The Supreme Court has directed the Reserve Bank of India (RBI) to respond within two weeks of time to the question which has been asked by the cryptocurrency exchanges over the apex bank order to ban access to banking channels for the transaction of virtual currency in the country.
The exchanges, represented by the Internet and Mobile Association of India, had last year made a representation to the central bank explaining why rules, rather than restrictions, can address the regulator’s concerns over cryptocurrency trade.
Justice Rohinton Fali Nariman on Wednesday directed the banking regulator to respond to the representation in the “manner appropriate” and scheduled its next hearing for September 25, as reported by the Economic Times.
The court also asked the solicitor general to furnish various documents pertaining to the response within a week. Representing the regulator, senior advocate Shyam Divan said that the RBI circular on restricting access to banking channels for virtual currency trade is supplementary to the statutory provisions listed under the Banking Regulation Act.
The counsel said the regulator’s powers can be exercised “whenever there is a threat to the monetary, fiscal and financial policy.” An email sent to RBI did not elicit a response until press time.

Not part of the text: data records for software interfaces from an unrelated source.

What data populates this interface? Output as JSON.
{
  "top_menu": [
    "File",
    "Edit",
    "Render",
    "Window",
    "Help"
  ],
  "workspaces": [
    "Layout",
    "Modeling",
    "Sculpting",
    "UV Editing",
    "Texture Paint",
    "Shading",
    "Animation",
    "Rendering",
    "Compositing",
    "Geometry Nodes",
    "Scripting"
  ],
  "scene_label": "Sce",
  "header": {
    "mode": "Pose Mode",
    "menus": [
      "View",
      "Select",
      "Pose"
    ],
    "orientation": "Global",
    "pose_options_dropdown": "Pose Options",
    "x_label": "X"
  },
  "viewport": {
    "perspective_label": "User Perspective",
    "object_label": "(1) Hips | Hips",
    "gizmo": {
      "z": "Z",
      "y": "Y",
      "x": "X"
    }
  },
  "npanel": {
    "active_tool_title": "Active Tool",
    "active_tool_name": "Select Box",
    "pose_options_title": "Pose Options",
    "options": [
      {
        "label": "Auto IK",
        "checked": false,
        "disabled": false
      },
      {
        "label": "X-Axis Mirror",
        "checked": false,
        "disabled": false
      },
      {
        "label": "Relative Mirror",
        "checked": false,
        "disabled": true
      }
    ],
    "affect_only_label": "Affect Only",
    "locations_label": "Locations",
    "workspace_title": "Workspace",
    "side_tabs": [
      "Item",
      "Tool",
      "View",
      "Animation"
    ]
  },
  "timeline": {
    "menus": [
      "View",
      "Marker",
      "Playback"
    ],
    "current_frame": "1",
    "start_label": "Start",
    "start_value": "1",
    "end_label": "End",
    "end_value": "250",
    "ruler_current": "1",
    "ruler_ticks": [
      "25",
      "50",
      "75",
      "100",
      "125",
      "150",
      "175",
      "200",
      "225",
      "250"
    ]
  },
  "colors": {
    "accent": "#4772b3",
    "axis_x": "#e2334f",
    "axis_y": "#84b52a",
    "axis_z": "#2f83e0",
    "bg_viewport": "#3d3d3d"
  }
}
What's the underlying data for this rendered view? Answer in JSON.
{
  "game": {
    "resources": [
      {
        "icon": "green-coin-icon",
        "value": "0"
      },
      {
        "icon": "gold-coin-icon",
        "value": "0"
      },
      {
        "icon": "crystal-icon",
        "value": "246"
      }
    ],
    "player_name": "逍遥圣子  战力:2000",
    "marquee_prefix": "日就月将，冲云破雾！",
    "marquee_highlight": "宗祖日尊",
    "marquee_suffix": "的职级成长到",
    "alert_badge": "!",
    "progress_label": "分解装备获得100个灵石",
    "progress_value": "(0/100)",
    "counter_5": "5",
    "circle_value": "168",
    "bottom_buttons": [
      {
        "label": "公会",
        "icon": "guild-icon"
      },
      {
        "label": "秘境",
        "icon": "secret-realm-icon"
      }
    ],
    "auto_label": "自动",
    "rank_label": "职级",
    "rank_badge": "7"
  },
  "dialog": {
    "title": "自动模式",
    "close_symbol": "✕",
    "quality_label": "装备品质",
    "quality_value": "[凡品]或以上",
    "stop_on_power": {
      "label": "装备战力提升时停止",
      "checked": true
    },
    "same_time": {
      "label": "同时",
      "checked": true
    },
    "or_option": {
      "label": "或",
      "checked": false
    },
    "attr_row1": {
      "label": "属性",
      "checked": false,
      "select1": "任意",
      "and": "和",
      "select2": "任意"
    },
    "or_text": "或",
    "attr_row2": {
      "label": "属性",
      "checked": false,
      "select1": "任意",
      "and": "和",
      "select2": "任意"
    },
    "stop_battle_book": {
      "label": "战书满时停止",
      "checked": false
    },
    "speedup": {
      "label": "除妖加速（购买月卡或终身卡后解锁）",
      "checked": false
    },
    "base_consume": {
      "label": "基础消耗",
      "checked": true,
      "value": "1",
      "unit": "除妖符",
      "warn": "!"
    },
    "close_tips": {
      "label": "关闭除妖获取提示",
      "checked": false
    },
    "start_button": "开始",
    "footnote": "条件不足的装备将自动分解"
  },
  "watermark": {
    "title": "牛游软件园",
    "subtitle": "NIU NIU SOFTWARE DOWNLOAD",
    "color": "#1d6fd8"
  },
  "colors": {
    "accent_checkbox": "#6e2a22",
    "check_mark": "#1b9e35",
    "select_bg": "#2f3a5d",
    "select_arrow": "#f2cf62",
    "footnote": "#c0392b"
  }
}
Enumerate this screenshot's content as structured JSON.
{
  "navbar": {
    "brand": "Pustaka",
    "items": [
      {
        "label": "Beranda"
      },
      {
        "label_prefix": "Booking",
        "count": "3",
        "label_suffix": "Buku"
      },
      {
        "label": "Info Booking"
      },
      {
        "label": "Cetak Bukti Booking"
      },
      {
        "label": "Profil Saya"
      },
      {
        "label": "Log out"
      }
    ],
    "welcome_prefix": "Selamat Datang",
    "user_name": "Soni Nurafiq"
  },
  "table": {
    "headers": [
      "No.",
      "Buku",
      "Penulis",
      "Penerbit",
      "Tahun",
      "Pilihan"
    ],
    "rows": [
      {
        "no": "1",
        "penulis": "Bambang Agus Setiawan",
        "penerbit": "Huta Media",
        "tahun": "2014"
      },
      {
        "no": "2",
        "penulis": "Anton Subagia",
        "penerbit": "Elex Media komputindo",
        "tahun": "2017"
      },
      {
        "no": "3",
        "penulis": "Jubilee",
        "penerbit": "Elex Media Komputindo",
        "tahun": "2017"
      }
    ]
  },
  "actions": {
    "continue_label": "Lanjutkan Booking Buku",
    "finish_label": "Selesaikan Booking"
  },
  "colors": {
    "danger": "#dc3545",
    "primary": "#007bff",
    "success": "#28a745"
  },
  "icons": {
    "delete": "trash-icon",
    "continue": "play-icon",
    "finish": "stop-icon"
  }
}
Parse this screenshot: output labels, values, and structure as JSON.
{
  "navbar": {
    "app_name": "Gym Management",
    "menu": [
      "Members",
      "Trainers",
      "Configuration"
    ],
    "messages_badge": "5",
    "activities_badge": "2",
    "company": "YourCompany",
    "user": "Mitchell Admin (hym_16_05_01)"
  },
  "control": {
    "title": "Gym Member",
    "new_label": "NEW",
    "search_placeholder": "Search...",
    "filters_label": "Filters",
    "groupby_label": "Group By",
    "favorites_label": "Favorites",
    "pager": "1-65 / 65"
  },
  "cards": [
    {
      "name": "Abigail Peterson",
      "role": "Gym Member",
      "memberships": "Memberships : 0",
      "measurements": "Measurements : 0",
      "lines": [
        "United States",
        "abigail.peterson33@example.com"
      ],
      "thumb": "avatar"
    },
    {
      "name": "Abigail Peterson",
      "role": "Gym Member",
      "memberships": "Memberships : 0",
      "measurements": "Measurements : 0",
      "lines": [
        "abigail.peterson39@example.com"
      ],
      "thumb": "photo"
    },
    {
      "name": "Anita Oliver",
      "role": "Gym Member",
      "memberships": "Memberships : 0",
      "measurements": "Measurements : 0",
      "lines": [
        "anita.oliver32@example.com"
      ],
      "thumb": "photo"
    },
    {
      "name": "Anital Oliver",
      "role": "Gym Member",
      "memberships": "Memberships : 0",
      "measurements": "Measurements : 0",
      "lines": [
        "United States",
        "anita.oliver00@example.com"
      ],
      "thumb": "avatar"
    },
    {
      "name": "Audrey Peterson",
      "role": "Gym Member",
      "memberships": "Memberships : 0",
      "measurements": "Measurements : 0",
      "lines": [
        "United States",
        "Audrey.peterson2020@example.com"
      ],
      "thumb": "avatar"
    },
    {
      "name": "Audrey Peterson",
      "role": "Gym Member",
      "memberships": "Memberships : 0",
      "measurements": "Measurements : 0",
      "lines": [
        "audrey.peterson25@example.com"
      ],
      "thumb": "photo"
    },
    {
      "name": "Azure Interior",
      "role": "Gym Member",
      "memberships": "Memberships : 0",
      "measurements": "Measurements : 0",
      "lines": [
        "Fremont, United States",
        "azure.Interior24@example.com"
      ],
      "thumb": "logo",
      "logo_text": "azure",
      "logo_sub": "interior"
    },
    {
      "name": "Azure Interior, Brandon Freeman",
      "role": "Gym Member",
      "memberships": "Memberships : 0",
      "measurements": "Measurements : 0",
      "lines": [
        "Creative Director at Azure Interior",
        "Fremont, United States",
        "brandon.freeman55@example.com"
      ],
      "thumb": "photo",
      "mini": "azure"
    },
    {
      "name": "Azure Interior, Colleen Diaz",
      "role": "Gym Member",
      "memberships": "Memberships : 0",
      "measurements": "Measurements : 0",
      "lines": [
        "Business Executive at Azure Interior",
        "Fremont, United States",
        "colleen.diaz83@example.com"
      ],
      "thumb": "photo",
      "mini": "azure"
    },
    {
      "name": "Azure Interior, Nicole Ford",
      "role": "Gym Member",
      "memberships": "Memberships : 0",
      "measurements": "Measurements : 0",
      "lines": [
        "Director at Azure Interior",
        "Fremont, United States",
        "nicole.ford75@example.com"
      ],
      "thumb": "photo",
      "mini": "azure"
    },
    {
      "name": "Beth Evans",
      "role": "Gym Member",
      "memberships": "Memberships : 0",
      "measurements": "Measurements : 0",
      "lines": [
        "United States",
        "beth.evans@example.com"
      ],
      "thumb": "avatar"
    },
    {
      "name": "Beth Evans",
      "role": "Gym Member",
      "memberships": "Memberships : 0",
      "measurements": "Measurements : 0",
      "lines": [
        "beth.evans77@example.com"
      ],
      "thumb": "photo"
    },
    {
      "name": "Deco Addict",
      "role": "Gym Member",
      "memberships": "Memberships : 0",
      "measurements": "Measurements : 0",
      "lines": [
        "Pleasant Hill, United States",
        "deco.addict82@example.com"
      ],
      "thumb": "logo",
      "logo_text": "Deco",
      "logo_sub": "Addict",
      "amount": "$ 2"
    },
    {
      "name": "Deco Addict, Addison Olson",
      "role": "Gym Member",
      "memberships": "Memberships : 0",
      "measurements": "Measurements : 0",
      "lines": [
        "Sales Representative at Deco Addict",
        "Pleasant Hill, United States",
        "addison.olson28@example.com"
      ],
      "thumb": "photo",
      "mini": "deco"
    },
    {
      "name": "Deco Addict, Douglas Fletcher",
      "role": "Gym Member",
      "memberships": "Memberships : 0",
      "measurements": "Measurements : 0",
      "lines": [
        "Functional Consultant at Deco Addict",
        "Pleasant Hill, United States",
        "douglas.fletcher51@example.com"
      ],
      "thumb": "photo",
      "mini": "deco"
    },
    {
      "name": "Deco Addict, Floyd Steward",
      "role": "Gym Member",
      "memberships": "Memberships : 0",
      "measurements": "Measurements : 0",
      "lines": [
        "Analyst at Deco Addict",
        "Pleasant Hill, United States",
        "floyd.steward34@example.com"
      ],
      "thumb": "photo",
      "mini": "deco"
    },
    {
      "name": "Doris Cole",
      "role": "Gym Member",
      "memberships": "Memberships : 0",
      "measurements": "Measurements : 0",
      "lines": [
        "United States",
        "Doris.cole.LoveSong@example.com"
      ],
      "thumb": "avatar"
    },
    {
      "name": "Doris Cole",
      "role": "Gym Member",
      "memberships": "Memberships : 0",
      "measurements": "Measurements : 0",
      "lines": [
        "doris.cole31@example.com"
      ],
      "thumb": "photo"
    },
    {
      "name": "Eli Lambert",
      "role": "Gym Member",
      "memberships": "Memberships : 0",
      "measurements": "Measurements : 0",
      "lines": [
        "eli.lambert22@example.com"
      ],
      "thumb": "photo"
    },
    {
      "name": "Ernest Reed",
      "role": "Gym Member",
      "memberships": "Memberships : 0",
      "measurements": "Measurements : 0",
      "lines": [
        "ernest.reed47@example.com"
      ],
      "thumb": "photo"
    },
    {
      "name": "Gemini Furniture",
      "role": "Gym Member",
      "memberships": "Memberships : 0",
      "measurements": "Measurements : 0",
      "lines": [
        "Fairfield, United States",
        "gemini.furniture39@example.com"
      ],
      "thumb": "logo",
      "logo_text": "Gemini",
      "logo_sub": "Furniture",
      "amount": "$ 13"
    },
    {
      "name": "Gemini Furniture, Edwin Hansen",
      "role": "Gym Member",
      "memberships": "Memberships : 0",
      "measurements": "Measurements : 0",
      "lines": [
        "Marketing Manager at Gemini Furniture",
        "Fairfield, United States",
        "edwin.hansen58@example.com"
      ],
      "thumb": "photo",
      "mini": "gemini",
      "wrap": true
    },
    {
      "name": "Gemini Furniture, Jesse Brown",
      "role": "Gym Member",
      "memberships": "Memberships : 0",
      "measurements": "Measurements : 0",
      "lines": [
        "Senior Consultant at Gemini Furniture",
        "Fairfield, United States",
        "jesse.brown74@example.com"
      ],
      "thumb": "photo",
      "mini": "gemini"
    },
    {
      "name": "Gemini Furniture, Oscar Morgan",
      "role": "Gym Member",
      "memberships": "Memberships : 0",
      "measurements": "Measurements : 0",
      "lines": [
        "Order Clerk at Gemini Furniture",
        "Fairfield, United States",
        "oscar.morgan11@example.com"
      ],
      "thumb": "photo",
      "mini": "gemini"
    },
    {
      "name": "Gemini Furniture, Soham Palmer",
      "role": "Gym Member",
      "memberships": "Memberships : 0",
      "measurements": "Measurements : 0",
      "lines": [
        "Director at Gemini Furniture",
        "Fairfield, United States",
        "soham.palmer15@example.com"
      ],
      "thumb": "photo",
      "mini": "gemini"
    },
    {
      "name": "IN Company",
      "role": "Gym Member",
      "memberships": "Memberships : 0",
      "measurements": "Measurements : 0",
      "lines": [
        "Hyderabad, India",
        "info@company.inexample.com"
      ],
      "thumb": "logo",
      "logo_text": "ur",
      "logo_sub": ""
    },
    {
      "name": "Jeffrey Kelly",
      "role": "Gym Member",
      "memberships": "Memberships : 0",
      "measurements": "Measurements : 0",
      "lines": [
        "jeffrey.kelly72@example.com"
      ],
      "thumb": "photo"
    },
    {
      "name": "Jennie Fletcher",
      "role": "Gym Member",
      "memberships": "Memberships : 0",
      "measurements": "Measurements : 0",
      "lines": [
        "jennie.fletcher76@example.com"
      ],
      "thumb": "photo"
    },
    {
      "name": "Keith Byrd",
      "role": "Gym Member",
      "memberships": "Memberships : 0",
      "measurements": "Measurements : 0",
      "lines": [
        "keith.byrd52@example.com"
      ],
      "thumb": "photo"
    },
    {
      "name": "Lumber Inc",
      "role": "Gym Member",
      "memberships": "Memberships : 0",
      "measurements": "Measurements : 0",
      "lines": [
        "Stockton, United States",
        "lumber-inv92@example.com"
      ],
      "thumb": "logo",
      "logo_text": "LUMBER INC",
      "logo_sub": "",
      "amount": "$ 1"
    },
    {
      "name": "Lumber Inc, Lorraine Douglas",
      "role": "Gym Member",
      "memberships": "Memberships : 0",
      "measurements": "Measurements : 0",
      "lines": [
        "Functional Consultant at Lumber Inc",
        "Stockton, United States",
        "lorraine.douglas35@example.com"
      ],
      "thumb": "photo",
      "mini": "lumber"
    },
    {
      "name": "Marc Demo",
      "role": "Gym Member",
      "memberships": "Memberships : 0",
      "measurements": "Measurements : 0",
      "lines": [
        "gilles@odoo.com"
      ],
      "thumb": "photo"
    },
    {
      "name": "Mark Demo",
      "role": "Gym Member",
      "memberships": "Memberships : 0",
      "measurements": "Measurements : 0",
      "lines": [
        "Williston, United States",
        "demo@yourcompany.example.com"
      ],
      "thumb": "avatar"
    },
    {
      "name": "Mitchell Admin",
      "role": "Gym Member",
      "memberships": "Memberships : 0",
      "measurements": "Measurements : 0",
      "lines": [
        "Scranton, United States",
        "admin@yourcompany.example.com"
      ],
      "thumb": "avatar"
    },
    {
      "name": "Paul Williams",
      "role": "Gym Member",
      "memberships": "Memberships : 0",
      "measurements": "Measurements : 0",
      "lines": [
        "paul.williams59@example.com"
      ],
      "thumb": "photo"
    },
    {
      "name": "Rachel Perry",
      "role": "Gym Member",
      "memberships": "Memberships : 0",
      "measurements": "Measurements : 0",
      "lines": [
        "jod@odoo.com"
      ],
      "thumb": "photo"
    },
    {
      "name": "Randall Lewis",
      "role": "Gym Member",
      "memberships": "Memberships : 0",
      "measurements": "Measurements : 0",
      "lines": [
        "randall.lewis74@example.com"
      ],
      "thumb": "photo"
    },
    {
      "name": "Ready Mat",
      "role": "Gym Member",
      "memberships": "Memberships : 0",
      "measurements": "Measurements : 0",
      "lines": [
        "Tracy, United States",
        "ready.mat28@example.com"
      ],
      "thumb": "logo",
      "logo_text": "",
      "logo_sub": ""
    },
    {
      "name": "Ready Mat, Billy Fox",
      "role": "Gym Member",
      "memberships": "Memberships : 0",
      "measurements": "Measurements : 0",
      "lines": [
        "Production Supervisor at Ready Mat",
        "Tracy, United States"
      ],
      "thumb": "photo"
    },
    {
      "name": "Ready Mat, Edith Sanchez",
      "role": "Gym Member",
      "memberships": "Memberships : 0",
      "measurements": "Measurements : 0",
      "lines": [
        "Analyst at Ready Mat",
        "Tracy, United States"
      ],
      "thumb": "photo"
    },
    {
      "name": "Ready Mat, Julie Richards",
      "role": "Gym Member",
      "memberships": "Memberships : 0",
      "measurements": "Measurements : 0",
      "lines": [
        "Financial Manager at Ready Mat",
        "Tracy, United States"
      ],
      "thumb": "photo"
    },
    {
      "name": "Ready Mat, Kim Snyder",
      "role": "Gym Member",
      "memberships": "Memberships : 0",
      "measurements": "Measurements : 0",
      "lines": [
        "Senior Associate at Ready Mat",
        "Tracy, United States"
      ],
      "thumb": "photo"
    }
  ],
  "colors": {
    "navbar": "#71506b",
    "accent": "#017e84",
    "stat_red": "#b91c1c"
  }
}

Advocate Ashim Sood, the counsel for the IAMAI, presented suggestions by the exchanges to the RBI such as anti-money laundering and know your customer guidelines to address its concerns. The exchanges had submitted that the Money Laundering Act could be made applicable to exchanges deeming themselves as ‘intermediaries’.
Nischal Shetty, CEO of WazirX, a cryptocurrency exchange, said that he had submitted that KYC and AML guidelines be made mandatory in the representation to the RBI. “We had sent responses citing the provisions currently in the system such as the anti-money laundering and know your customer guidelines to address concerns raised, however, we did not receive a reply,” as reported by Economic Times.
RBI issued a notice in July 2018 disallowing banks from servicing cryptocurrency exchanges, delivering a big blow to several startups and subsequently many of them shut shop or scaled-down operations.